Music Pre-Production Service

Preproduction is the single most cost effective, “bang for your buck” stage of producing a record, and critically important to making the best use of time, energy and budget in the studio. I would prefer a short amount of time in the studio to record an album, plus sufficient time for preproduction, than twice that recording time and no preproduction.

          Ronan Chris Murphy 

Beatles GM Piano

In essence, pre-production is the first stage of working with a producer on a recording. It lays the foundations for everything that follows. Get it right, and you’re on your way to a great result. Get it wrong, and you’ll be fighting an uphill battle the whole time.

These days, more and more artists are self-recording. So not only do we have no producer, we have no pre-production. To bridge this gap and to give you access to production input at this critical stage of your recording I’ve setup an online pre-production service.

Pre-production boils down to answering three key questions: why are we recording; what are we going to record; and how are we going to record it?

We can start to answer the “why” by clarifying and defining what your goals are: CD sales? Youtube visits? Touring and bookings?

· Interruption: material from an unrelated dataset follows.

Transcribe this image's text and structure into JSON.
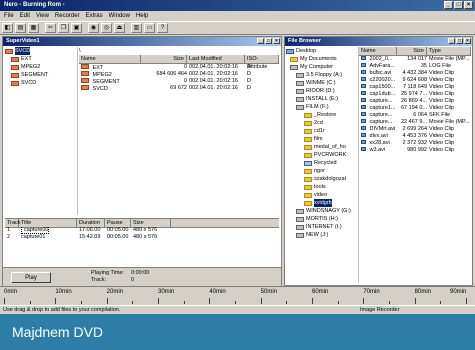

Then we’ll work through the “what”: Starting with the song (composition, melody, chords, structure, tempo and key), we’ll move onto the arrangement and the individual parts.

Finally, we’ll look at the “how”, by working through how best to attack the recording, looking into musical and technical considerations.

In practice, pre-production might include questions like these: How long should the intro be? Do we need a Middle 8? Should we use a click track? Is the key working for all the instruments? Should we double the vocals in the chorus, or the guitars in the verse, and if so, how? Where could we use harmonies and layering? Should we mic the bass amp, or use a DI, and should the bass be recorded live with the drums? Are the keyboards getting in the way of the guitars in the bridge? Are all the drum fills working as we need them to? etc.

I usually work from demos. These can range from rough tracks recorded with a single 57 in a rehearsal room, right through to full-blown multi-track recordings. As long as the songs are clear, and I can more or less hear what each instrument is doing, we can start work together.

Apart from full background on the band, its members and equipment, I’ll ask for a copy of the lyrics (essential!), a chord chart, tempo or any other relevant technical info. I’ll also ask for photos of your basic setups (drums, guitars etc.), and links to any videos. Finally, I’ll need your mission statement: what you’re trying to achieve with the recordings, and then a run-through of what your plans are re recording (home, or pro studio, recording equipment, who’s going to be engineering etc. etc.)

Once I have all that, I’ll work through the material, and get back to you with detailed comments and suggestions on everything from the songs to the arrangements and parts, to technical and recording propositions.

From there, you can either start recording, or we can continue working together on the material. I can even give feedback throughout the recording if it can help.

Beatles GM Ciggies

My rates are time-based. For a first round of pre-prod, with detailed input from my end, the fee is $40/€30 per song. It’s payable in advance, though only after I’ve received your material. If I don’t think I can bring anything to what you’re doing or help you move forward, I wouldn’t proceed. What I usually recommend is that we look at one or two songs first to get started.

Recording will always throw up questions. If it doesn’t, there’s something wrong! But the more we can prepare beforehand, the better chance we have of a successful outcome. Get in touch, and let’s see what we can do together:

peterlcrosbie@gmail.com

Leave a Reply

Fill in your details below or click an icon to log in:

WordPress.com Logo

You are commenting using your WordPress.com account. Log Out / Change )

Twitter picture

You are commenting using your Twitter account. Log Out / Change )

Facebook photo

You are commenting using your Facebook account. Log Out / Change )

Google+ photo

You are commenting using your Google+ account. Log Out / Change )

Connecting to %s